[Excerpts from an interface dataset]
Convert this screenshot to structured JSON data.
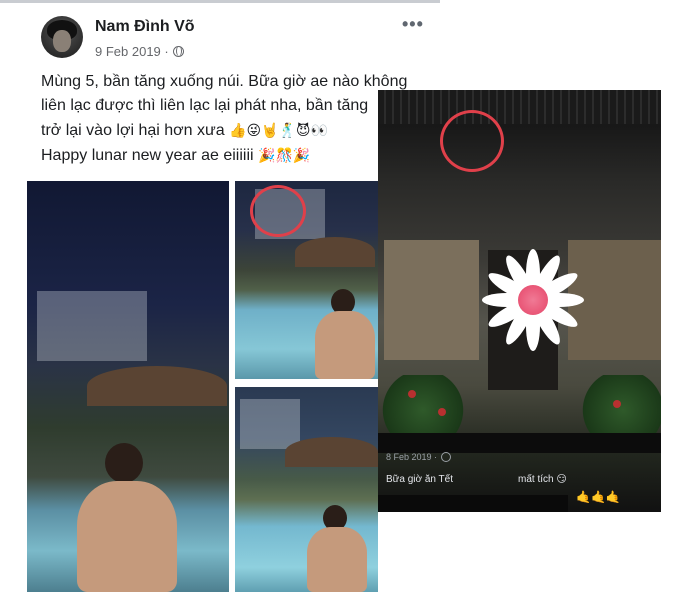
{
  "post": {
    "author": "Nam Đình Võ",
    "date": "9 Feb 2019 ·",
    "more_label": "•••",
    "lines": [
      "Mùng 5, bần tăng xuống núi. Bữa giờ ae nào không",
      "liên lạc được thì liên lạc lại phát nha, bần tăng",
      "trở lại vào lợi hại hơn xưa",
      "Happy lunar new year ae eiiiiii"
    ],
    "line3_emoji": "👍😜🤘🕺😈👀",
    "line4_emoji": "🎉🎊🎉"
  },
  "story": {
    "date": "8 Feb 2019 ·",
    "caption": "Bữa giờ ăn Tết",
    "caption_right": "mất tích 😏",
    "reaction": "🤙🤙🤙"
  },
  "colors": {
    "highlight_circle": "#e0404a",
    "meta_gray": "#65676b"
  }
}
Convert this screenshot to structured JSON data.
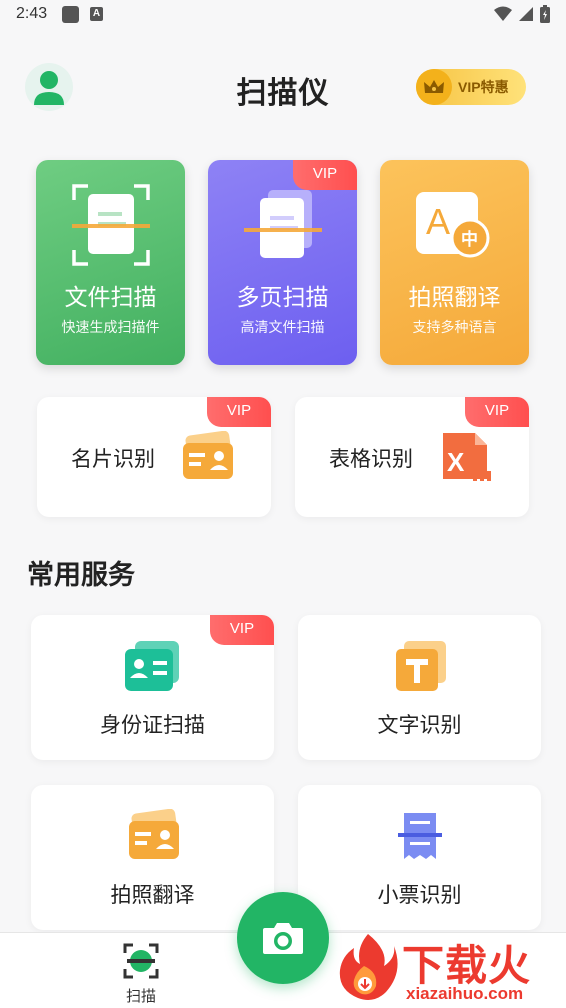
{
  "status": {
    "time": "2:43"
  },
  "header": {
    "title": "扫描仪",
    "vip_promo": "VIP特惠"
  },
  "vip_label": "VIP",
  "big_cards": [
    {
      "title": "文件扫描",
      "subtitle": "快速生成扫描件",
      "vip": false
    },
    {
      "title": "多页扫描",
      "subtitle": "高清文件扫描",
      "vip": true
    },
    {
      "title": "拍照翻译",
      "subtitle": "支持多种语言",
      "vip": false
    }
  ],
  "mid_cards": [
    {
      "label": "名片识别",
      "vip": true
    },
    {
      "label": "表格识别",
      "vip": true
    }
  ],
  "section_title": "常用服务",
  "services": [
    {
      "label": "身份证扫描",
      "vip": true
    },
    {
      "label": "文字识别",
      "vip": false
    },
    {
      "label": "拍照翻译",
      "vip": false
    },
    {
      "label": "小票识别",
      "vip": false
    }
  ],
  "bottom_nav": {
    "scan_label": "扫描"
  },
  "watermark": {
    "text": "下载火",
    "url": "xiazaihuo.com"
  },
  "colors": {
    "green": "#42b060",
    "purple": "#6d5ff0",
    "orange": "#f5a93a",
    "vip_red": "#ff4f4f",
    "fab": "#22b565"
  }
}
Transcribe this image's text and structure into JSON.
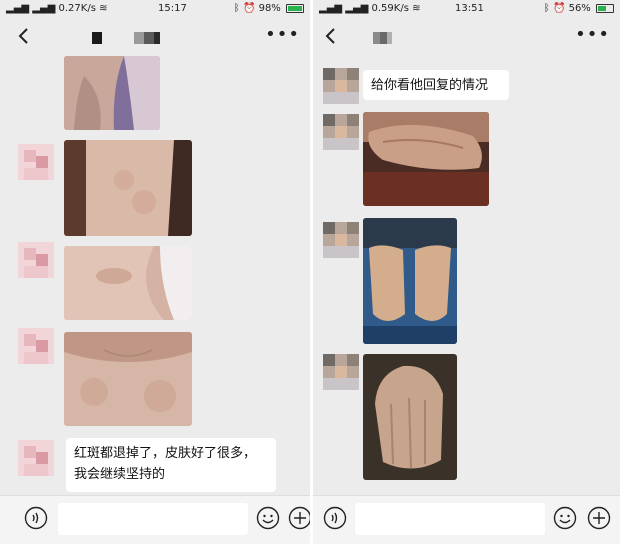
{
  "left": {
    "status": {
      "signal": "⁂⁂|| ⁂⁂||",
      "speed": "0.27K/s",
      "time": "15:17",
      "battery": "98%",
      "battery_level": 0.98
    },
    "messages": {
      "text": [
        "红斑都退掉了，皮肤好了很多，",
        "我会继续坚持的"
      ]
    }
  },
  "right": {
    "status": {
      "signal": "⁂⁂|| ⁂⁂||",
      "speed": "0.59K/s",
      "time": "13:51",
      "battery": "56%",
      "battery_level": 0.56
    },
    "messages": {
      "text": "给你看他回复的情况"
    }
  },
  "colors": {
    "panel_bg": "#ececec",
    "bubble_bg": "#ffffff",
    "battery_green": "#2bb24c"
  },
  "icons": [
    "back-icon",
    "more-icon",
    "voice-icon",
    "emoji-icon",
    "plus-icon",
    "bluetooth-icon",
    "alarm-icon",
    "wifi-icon"
  ]
}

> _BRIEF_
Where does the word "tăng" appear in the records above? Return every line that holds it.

> _TASK SOLUTION_
      "Mùng 5, bần tăng xuống núi. Bữa giờ ae nào không",
      "liên lạc được thì liên lạc lại phát nha, bần tăng",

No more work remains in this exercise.